Wednesday, March 23, 2016

Each year classrooms teach health to children throughout New Zealand. This year they expect to teach more than 260,000 children from 1,500 schools. Read More

Rural Women New Zealand Conference competitions are open.  

ACWW Cora Wilding Competition: An English Rose


An English Rose - using any medium, for example felted, knitted, icing, ceramic, painting, or on something like a cushion, wall hanger etc. Can make a bud leaves to go with it.

To be sold at Conference by silent auction for Pennies for Friendship.



Wool Competition:


Four pictorial Peggy Squares. Can be knitted or crocheted 40 stitches and 80 rows of garter stitch. Double knitting wool on number 8 or 4mm knitting needles.
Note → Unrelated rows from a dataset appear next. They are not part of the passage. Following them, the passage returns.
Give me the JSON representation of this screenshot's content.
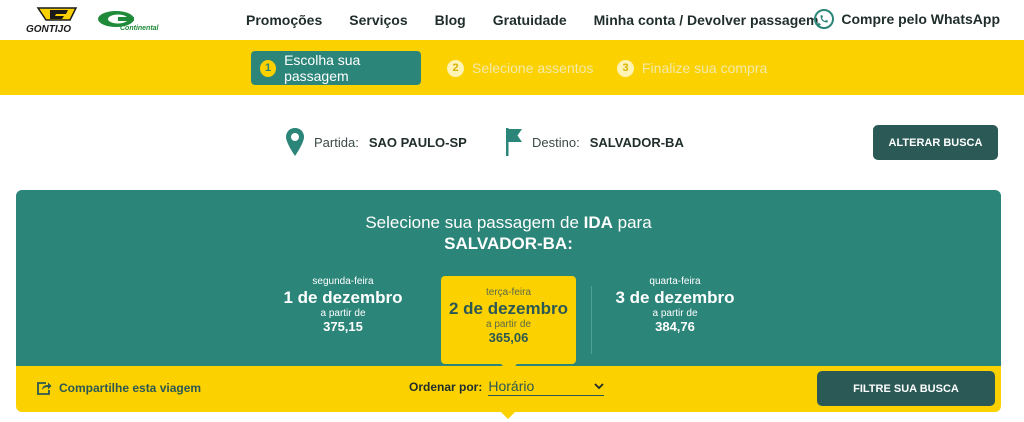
{
  "header": {
    "logo_gontijo": "GONTIJO",
    "logo_continental": "Continental",
    "nav": [
      {
        "label": "Promoções",
        "name": "nav-promocoes"
      },
      {
        "label": "Serviços",
        "name": "nav-servicos"
      },
      {
        "label": "Blog",
        "name": "nav-blog"
      },
      {
        "label": "Gratuidade",
        "name": "nav-gratuidade"
      },
      {
        "label": "Minha conta / Devolver passagem",
        "name": "nav-minha-conta"
      }
    ],
    "whatsapp_label": "Compre pelo WhatsApp",
    "whatsapp_icon": "whatsapp-icon"
  },
  "steps": [
    {
      "number": "1",
      "label": "Escolha sua passagem",
      "active": true
    },
    {
      "number": "2",
      "label": "Selecione assentos",
      "active": false
    },
    {
      "number": "3",
      "label": "Finalize sua compra",
      "active": false
    }
  ],
  "route": {
    "origin_label": "Partida:",
    "origin_value": "SAO PAULO-SP",
    "origin_icon": "map-pin-icon",
    "destination_label": "Destino:",
    "destination_value": "SALVADOR-BA",
    "destination_icon": "flag-icon",
    "alter_button": "ALTERAR BUSCA"
  },
  "panel": {
    "title_prefix": "Selecione sua passagem de ",
    "title_strong": "IDA",
    "title_suffix": " para",
    "title_destination": "SALVADOR-BA:",
    "days": [
      {
        "weekday": "segunda-feira",
        "date": "1 de dezembro",
        "from_label": "a partir de",
        "price": "375,15",
        "selected": false
      },
      {
        "weekday": "terça-feira",
        "date": "2 de dezembro",
        "from_label": "a partir de",
        "price": "365,06",
        "selected": true
      },
      {
        "weekday": "quarta-feira",
        "date": "3 de dezembro",
        "from_label": "a partir de",
        "price": "384,76",
        "selected": false
      }
    ]
  },
  "filterbar": {
    "share_label": "Compartilhe esta viagem",
    "share_icon": "share-icon",
    "order_label": "Ordenar por:",
    "order_value": "Horário",
    "filter_button": "FILTRE SUA BUSCA"
  },
  "colors": {
    "yellow": "#fcd100",
    "teal": "#2c8579",
    "dark_teal": "#2b5a56",
    "green_brand": "#1f8a3a"
  }
}
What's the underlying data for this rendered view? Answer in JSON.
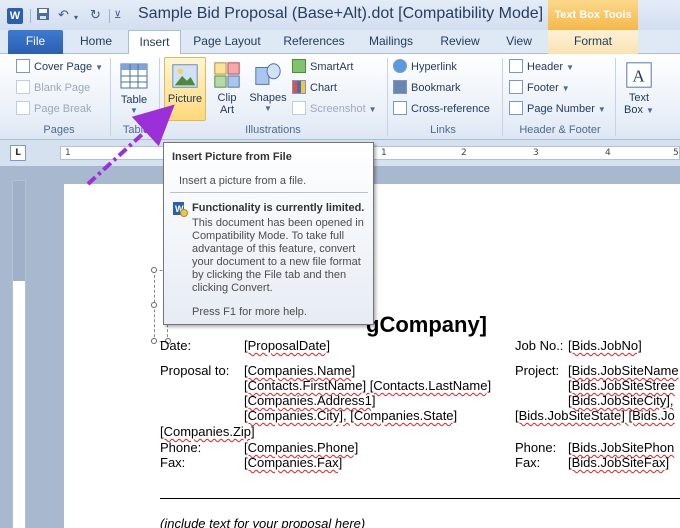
{
  "titlebar": {
    "app_icon": "W",
    "doc_title": "Sample Bid Proposal (Base+Alt).dot [Compatibility Mode]  M",
    "context_group": "Text Box Tools"
  },
  "tabs": {
    "file": "File",
    "home": "Home",
    "insert": "Insert",
    "page_layout": "Page Layout",
    "references": "References",
    "mailings": "Mailings",
    "review": "Review",
    "view": "View",
    "format": "Format"
  },
  "ribbon": {
    "pages": {
      "label": "Pages",
      "cover_page": "Cover Page",
      "blank_page": "Blank Page",
      "page_break": "Page Break"
    },
    "tables": {
      "label": "Table",
      "table": "Table"
    },
    "illustrations": {
      "label": "Illustrations",
      "picture": "Picture",
      "clip_art_1": "Clip",
      "clip_art_2": "Art",
      "shapes": "Shapes",
      "smartart": "SmartArt",
      "chart": "Chart",
      "screenshot": "Screenshot"
    },
    "links": {
      "label": "Links",
      "hyperlink": "Hyperlink",
      "bookmark": "Bookmark",
      "cross_reference": "Cross-reference"
    },
    "header_footer": {
      "label": "Header & Footer",
      "header": "Header",
      "footer": "Footer",
      "page_number": "Page Number"
    },
    "text": {
      "text_box_1": "Text",
      "text_box_2": "Box"
    }
  },
  "ruler": {
    "corner": "L",
    "numbers": [
      "1",
      "1",
      "2",
      "3",
      "4",
      "5"
    ]
  },
  "document": {
    "heading": "gCompany]",
    "date_label": "Date:",
    "date_value": "[ProposalDate]",
    "jobno_label": "Job No.:",
    "jobno_value": "[Bids.JobNo]",
    "proposal_label": "Proposal to:",
    "proposal_lines": [
      "[Companies.Name]",
      "[Contacts.FirstName] [Contacts.LastName]",
      "[Companies.Address1]",
      "[Companies.City], [Companies.State]"
    ],
    "zip": "[Companies.Zip]",
    "project_label": "Project:",
    "project_lines": [
      "[Bids.JobSiteName",
      "[Bids.JobSiteStree",
      "[Bids.JobSiteCity],"
    ],
    "project_state": "[Bids.JobSiteState] [Bids.Jo",
    "phone_label": "Phone:",
    "phone_value": "[Companies.Phone]",
    "fax_label": "Fax:",
    "fax_value": "[Companies.Fax]",
    "site_phone_label": "Phone:",
    "site_phone_value": "[Bids.JobSitePhon",
    "site_fax_label": "Fax:",
    "site_fax_value": "[Bids.JobSiteFax]",
    "footer_text": "(include text for your proposal here)"
  },
  "tooltip": {
    "title": "Insert Picture from File",
    "description": "Insert a picture from a file.",
    "warning_title": "Functionality is currently limited.",
    "warning_body": "This document has been opened in Compatibility Mode. To take full advantage of this feature, convert your document to a new file format by clicking the File tab and then clicking Convert.",
    "help": "Press F1 for more help."
  },
  "colors": {
    "accent": "#2a5fb0",
    "highlight": "#ffd978",
    "annotation_arrow": "#9b30d9"
  }
}
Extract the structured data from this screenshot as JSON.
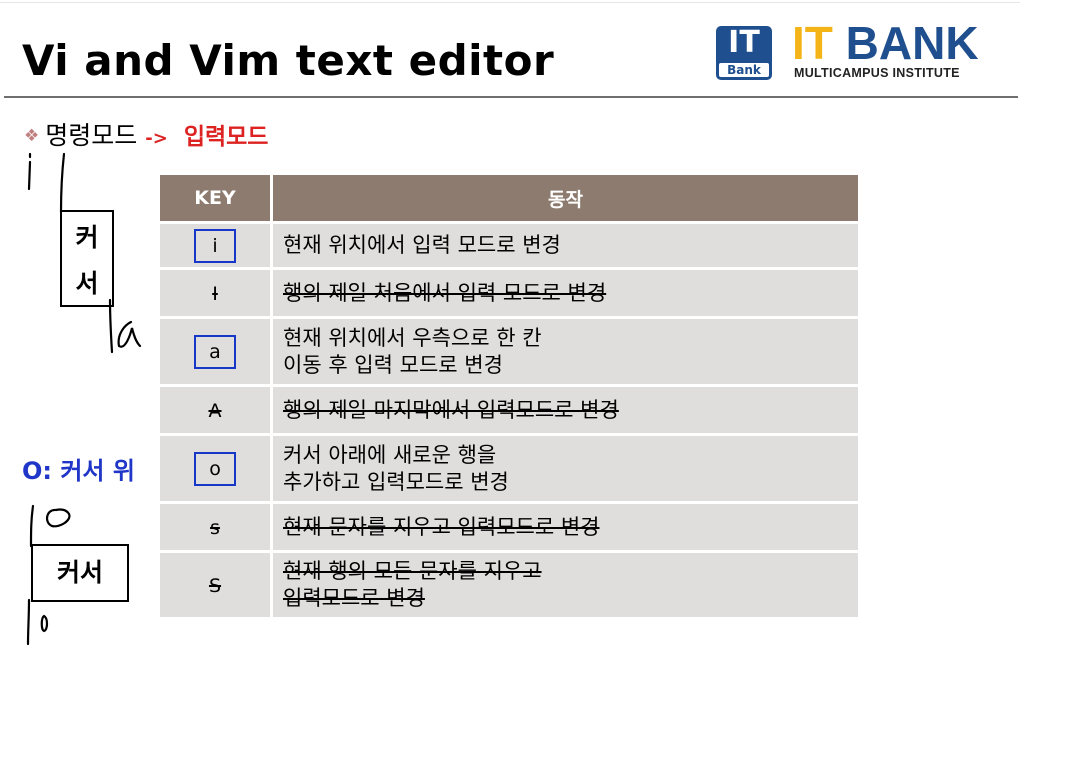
{
  "title": "Vi and Vim text editor",
  "logo": {
    "badge_top": "IT",
    "badge_bottom": "Bank",
    "name_part1": "IT",
    "name_part2": "BANK",
    "subtitle": "MULTICAMPUS INSTITUTE"
  },
  "bullet": {
    "icon": "diamond-bullet-icon",
    "label": "명령모드",
    "arrow": "->",
    "target": "입력모드"
  },
  "table": {
    "headers": {
      "key": "KEY",
      "action": "동작"
    },
    "rows": [
      {
        "key": "i",
        "action_lines": [
          "현재 위치에서 입력 모드로 변경"
        ],
        "boxed": true,
        "struck": false
      },
      {
        "key": "I",
        "action_lines": [
          "행의 제일 처음에서 입력 모드로 변경"
        ],
        "boxed": false,
        "struck": true
      },
      {
        "key": "a",
        "action_lines": [
          "현재 위치에서 우측으로 한 칸",
          "이동 후 입력 모드로 변경"
        ],
        "boxed": true,
        "struck": false
      },
      {
        "key": "A",
        "action_lines": [
          "행의 제일 마지막에서 입력모드로 변경"
        ],
        "boxed": false,
        "struck": true
      },
      {
        "key": "o",
        "action_lines": [
          "커서 아래에 새로운 행을",
          "추가하고 입력모드로 변경"
        ],
        "boxed": true,
        "struck": false
      },
      {
        "key": "s",
        "action_lines": [
          "현재 문자를 지우고 입력모드로 변경"
        ],
        "boxed": false,
        "struck": true
      },
      {
        "key": "S",
        "action_lines": [
          "현재 행의 모든 문자를 지우고",
          "입력모드로 변경"
        ],
        "boxed": false,
        "struck": true
      }
    ]
  },
  "notes": {
    "o_note": "O: 커서 위",
    "cursor_vertical": [
      "커",
      "서"
    ],
    "cursor_horizontal": "커서"
  },
  "colors": {
    "header_bg": "#8c7b6e",
    "row_bg": "#e0dddd",
    "accent_red": "#dd2222",
    "accent_blue": "#1f36c8",
    "logo_blue": "#1f4f8f",
    "logo_yellow": "#f4b418"
  }
}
Square to be 20cm.

Either 4 individual then stitched together as a block, or knitted or crocheted all four at once to make a block.




Marlborough Short Story and Olive Burdekin advanced writers:

Must start with “It all began when….” You can use your own topic and title 1000-1500 words for Marlborough Short Story and 1500- 2000 for Olive Burdekin. Please send your stories to Helen Godsiff Ferndale, RD2 Picton 7372 by the 31st August 2016.



Val Tarrant Bell open to all entrants.

Tutaenui Bell for first time participants.

Topic is “I may be gone for some time….” Time is 3-5 minutes.




Lady Blundell Trophy- to be confirmed.


Conference competitions 2016

Monday, May 23, 2016

Rural Women New Zealand Conference competitions are open.   Read More